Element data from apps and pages
+ + + + + + +
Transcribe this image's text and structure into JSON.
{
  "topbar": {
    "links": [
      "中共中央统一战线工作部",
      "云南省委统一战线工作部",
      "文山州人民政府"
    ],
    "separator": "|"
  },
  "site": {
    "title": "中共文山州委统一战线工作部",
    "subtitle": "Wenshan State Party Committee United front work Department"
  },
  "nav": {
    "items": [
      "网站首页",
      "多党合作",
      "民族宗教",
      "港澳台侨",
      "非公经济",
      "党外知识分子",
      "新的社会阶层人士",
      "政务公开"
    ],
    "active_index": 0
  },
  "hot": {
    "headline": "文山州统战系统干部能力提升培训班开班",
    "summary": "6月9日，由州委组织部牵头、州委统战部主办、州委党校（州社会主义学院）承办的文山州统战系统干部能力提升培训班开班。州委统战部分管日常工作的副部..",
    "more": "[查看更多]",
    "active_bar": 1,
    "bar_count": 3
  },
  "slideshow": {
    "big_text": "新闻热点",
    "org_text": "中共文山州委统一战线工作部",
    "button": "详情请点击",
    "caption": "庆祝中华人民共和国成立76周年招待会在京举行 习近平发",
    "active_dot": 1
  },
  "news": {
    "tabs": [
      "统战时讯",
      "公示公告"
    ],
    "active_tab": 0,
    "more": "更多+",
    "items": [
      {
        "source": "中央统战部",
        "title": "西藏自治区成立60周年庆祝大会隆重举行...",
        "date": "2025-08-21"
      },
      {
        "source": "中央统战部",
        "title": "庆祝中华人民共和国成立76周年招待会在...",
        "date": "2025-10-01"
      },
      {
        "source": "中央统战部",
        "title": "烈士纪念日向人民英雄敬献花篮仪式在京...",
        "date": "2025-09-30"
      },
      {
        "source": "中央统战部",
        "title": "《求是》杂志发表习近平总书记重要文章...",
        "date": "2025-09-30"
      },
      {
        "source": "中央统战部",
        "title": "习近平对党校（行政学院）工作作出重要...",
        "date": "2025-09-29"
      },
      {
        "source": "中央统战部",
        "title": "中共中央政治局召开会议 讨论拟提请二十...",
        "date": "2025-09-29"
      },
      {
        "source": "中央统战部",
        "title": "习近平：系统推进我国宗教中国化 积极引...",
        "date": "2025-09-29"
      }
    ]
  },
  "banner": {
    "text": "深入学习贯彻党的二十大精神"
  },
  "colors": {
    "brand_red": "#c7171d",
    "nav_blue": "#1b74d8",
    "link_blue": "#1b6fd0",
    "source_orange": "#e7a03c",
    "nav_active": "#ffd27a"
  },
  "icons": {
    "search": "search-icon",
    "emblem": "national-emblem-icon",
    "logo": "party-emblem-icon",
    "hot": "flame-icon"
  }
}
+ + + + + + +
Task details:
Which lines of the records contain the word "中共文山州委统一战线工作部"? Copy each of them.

Answer:
    "title": "中共文山州委统一战线工作部",
    "org_text": "中共文山州委统一战线工作部",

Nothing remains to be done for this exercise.